- [WHAT THE TASK REQUIRES]: Tell how many lines below include the word "αδιάφορο". Only the number should appear.

(Stored entries)
+++++
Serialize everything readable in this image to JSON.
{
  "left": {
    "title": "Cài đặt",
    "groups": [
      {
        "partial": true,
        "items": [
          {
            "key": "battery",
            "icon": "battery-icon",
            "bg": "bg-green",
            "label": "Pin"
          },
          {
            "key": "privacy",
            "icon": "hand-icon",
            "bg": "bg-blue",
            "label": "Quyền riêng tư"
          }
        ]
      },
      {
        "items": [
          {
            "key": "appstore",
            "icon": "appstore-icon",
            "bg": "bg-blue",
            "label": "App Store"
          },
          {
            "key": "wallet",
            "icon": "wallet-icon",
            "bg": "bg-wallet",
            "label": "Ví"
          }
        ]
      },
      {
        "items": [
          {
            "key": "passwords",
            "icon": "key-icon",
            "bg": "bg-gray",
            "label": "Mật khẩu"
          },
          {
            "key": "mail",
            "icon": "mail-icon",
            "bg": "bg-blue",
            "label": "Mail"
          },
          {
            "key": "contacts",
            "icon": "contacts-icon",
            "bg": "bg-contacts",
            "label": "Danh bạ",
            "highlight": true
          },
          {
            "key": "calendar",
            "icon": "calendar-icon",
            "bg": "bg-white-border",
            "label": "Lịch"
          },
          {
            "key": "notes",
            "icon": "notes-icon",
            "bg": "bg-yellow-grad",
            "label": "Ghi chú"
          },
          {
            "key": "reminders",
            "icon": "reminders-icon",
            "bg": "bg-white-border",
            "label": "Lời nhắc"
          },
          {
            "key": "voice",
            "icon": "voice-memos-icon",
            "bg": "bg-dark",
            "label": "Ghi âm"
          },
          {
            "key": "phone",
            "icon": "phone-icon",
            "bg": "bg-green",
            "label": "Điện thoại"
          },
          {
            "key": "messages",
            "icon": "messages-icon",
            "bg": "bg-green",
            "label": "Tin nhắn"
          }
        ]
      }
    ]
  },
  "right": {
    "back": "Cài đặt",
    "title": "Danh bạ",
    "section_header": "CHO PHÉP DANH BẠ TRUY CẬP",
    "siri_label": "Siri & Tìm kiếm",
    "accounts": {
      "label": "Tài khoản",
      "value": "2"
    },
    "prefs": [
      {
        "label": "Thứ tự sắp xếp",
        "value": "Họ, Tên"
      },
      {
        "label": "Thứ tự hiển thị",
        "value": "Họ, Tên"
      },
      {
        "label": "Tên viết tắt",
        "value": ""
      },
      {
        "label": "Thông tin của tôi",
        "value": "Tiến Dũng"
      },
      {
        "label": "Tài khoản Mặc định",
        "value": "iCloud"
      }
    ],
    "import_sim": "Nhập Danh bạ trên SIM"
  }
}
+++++
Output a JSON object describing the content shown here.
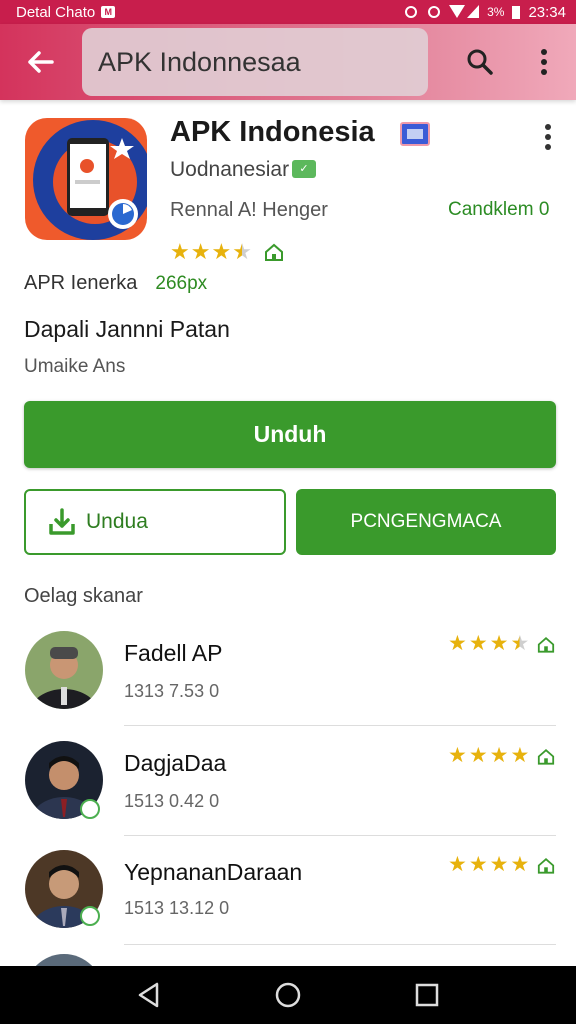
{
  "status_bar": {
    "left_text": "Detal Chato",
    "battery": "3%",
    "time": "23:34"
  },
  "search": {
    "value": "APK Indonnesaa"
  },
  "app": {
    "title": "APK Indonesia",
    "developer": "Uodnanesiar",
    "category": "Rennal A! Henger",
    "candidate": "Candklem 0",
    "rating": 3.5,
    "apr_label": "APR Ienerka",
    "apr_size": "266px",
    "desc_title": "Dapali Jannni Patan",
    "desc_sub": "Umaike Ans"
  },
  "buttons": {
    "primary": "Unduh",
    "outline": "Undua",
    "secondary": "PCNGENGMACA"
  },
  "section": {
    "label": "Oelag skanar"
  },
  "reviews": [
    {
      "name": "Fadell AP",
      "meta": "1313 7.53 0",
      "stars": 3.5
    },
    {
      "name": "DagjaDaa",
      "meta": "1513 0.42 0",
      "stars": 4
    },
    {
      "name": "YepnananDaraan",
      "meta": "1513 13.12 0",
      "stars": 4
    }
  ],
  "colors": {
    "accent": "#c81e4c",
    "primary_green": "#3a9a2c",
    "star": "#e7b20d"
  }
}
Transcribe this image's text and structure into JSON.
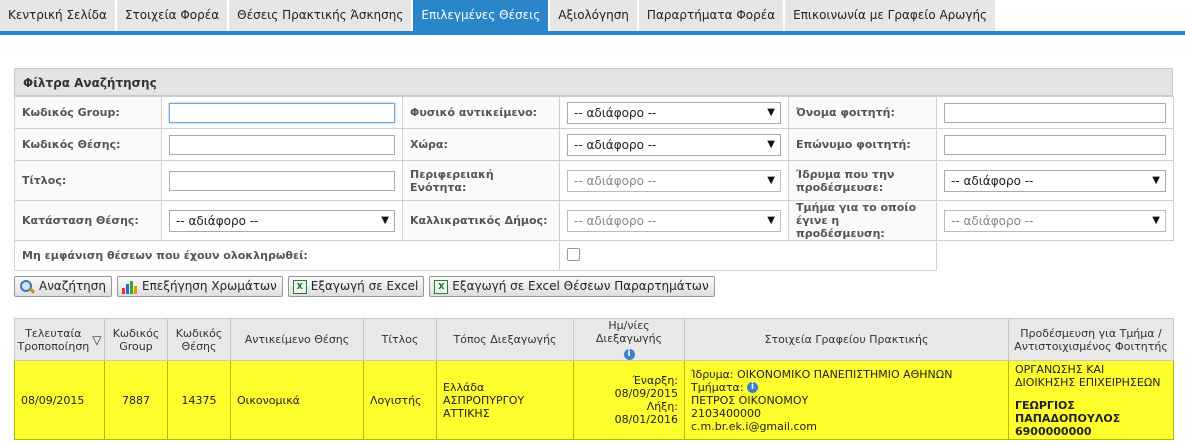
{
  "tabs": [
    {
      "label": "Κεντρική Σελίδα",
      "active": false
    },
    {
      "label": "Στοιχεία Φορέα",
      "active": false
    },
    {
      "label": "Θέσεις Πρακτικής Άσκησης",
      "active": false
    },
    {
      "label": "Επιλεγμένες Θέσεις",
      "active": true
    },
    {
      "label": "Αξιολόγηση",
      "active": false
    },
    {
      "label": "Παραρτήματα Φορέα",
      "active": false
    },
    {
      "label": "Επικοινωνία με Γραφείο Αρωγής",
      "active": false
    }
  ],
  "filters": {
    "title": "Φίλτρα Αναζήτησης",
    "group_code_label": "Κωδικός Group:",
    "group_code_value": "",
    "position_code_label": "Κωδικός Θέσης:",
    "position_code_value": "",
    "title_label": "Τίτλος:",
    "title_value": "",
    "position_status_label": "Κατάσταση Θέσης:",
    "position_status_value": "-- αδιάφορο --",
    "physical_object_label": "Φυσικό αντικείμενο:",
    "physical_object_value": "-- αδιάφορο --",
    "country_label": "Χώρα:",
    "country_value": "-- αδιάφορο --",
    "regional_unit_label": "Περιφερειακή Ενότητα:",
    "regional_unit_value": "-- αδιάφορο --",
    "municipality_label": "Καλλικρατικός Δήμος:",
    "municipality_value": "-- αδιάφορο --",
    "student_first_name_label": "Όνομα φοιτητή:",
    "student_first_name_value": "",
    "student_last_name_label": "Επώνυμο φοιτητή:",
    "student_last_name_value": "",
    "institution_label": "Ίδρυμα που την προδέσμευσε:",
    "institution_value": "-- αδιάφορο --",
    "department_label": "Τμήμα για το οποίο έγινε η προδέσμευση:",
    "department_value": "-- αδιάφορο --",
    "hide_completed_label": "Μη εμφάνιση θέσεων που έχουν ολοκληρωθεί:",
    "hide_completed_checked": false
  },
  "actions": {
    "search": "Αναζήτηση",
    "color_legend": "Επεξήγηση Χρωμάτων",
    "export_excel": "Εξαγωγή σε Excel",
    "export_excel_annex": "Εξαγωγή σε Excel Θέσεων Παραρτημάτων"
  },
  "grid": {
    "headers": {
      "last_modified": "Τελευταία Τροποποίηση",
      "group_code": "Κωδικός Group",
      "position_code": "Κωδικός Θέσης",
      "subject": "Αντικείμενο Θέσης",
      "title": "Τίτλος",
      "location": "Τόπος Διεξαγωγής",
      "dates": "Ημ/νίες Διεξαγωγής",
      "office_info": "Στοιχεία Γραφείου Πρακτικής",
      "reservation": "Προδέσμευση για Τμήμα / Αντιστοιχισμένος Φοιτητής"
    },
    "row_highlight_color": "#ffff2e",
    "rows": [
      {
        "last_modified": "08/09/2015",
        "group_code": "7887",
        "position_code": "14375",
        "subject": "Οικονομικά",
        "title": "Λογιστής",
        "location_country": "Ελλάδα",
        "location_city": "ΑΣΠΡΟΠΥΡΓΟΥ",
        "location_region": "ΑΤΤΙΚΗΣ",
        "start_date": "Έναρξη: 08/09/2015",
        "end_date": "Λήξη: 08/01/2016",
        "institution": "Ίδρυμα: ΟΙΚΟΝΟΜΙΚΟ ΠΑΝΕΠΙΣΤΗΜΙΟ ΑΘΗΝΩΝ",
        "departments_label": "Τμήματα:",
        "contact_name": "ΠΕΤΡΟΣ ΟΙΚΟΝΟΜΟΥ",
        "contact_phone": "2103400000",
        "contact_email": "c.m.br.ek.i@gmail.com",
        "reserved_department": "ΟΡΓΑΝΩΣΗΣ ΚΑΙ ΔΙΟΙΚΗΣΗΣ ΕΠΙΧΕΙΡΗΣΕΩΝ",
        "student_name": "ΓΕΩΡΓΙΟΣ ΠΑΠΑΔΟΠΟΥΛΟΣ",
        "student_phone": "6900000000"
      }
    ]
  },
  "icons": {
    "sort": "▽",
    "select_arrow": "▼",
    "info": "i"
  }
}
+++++
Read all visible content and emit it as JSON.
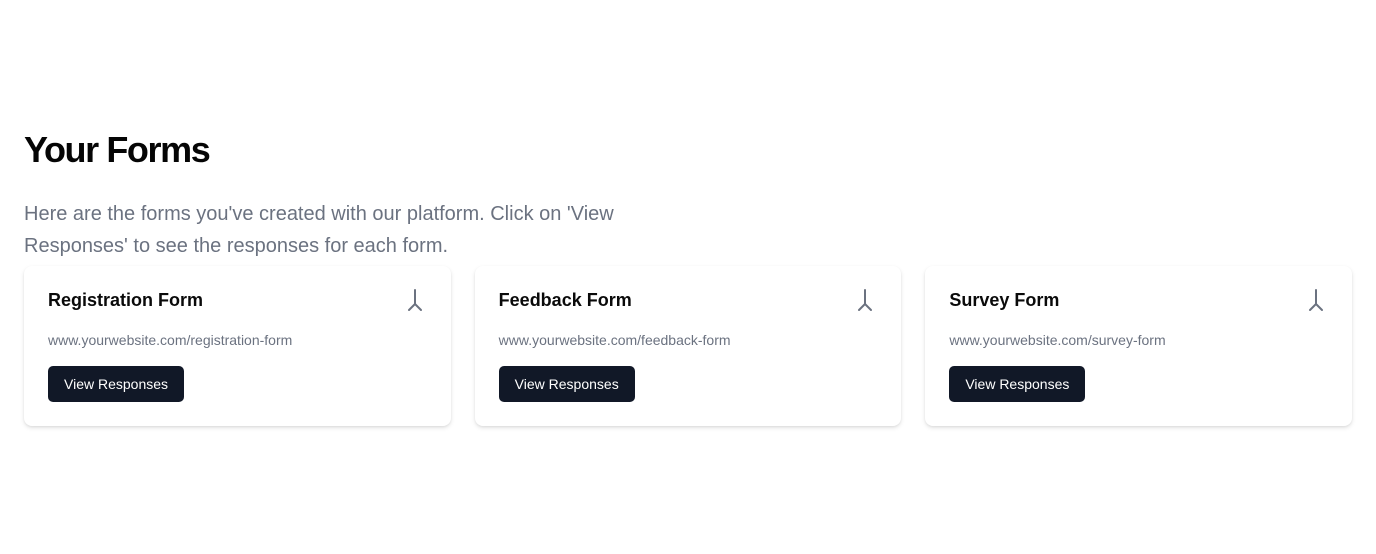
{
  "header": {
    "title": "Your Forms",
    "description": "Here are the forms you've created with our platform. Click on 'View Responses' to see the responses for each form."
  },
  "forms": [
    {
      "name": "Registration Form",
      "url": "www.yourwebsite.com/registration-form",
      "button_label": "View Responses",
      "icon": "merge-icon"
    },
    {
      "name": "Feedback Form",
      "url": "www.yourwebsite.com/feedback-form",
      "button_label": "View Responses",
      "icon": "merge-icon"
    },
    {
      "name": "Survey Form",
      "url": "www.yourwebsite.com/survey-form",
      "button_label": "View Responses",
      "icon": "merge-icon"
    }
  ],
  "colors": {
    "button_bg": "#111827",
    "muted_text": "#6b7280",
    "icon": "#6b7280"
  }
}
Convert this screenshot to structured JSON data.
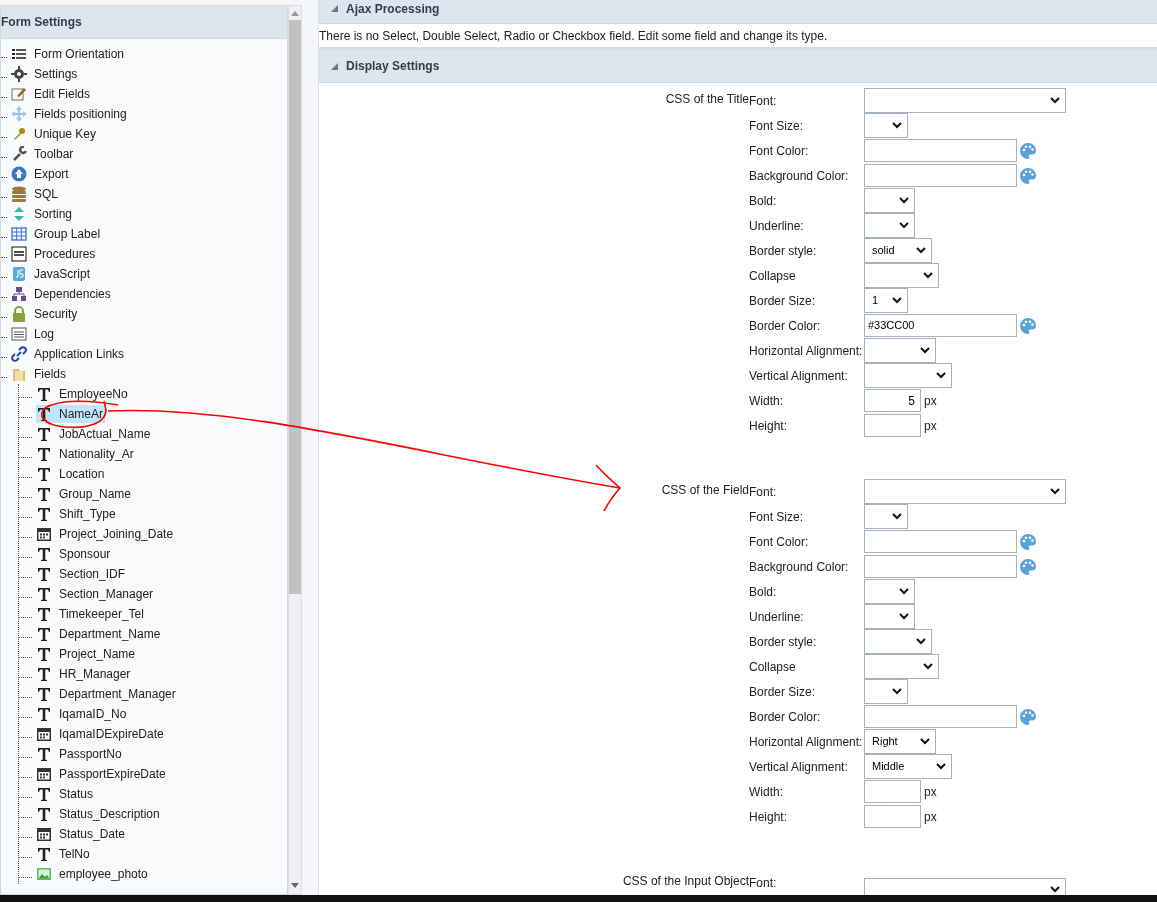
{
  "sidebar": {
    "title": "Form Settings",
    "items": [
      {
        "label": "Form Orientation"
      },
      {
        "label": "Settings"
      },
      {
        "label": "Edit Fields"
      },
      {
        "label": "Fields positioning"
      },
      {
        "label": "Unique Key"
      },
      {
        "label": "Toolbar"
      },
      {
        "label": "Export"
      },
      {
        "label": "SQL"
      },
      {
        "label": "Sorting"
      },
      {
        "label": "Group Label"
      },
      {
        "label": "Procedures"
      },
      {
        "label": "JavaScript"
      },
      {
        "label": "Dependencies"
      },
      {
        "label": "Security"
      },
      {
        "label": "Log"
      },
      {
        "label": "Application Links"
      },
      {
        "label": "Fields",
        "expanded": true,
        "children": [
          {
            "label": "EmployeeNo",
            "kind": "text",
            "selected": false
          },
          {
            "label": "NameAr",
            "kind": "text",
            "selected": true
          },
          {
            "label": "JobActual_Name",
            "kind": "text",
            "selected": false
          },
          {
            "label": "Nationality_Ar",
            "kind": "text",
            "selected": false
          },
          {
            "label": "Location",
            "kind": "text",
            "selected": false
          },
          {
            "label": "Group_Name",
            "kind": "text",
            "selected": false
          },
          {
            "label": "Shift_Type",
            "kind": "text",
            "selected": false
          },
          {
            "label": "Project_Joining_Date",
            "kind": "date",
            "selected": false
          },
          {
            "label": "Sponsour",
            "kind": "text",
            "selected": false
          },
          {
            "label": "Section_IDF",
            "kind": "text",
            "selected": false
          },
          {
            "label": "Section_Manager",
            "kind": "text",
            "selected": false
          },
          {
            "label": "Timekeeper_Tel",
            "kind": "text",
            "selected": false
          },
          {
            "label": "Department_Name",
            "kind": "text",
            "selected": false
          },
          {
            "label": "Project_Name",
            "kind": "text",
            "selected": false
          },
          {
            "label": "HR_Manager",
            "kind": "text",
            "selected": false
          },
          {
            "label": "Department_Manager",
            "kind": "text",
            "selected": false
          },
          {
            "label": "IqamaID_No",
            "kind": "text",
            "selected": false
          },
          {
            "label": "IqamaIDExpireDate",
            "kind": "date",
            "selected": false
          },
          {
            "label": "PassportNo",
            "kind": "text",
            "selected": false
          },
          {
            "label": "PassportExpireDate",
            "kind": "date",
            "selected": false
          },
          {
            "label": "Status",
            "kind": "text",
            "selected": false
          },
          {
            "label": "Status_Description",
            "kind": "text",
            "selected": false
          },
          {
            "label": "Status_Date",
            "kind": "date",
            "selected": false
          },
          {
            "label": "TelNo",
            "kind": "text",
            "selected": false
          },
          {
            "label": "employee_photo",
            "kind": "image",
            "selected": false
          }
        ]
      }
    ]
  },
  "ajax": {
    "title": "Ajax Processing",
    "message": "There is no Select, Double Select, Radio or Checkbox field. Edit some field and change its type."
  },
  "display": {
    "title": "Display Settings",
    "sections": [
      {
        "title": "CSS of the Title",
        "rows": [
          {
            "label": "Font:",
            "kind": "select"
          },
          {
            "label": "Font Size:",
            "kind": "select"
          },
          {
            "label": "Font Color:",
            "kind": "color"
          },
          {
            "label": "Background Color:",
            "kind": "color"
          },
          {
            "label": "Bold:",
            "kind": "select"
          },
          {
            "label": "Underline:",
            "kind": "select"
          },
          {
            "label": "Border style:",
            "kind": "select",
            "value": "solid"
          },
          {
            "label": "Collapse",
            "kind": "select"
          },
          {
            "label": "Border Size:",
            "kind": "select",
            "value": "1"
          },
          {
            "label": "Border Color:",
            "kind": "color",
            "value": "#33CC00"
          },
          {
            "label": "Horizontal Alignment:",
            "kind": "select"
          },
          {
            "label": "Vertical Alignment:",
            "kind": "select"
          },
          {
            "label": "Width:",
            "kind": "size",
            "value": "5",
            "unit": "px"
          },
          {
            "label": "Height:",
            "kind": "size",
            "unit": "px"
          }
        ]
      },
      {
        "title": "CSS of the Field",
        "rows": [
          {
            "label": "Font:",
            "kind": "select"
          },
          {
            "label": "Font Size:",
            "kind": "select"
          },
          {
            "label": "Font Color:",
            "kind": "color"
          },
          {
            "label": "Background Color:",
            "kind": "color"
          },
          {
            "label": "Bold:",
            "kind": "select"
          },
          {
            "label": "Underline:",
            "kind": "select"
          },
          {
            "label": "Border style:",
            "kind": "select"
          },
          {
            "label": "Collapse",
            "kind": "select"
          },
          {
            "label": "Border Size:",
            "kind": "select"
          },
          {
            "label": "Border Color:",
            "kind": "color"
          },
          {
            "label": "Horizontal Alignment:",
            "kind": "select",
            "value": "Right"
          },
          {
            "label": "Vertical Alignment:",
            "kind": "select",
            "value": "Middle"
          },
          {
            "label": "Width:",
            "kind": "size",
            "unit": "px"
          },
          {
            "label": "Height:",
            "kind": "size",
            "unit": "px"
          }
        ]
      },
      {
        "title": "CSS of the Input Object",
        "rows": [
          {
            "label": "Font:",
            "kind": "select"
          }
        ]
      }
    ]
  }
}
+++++
- [EXERCISE RESPONSE]: 7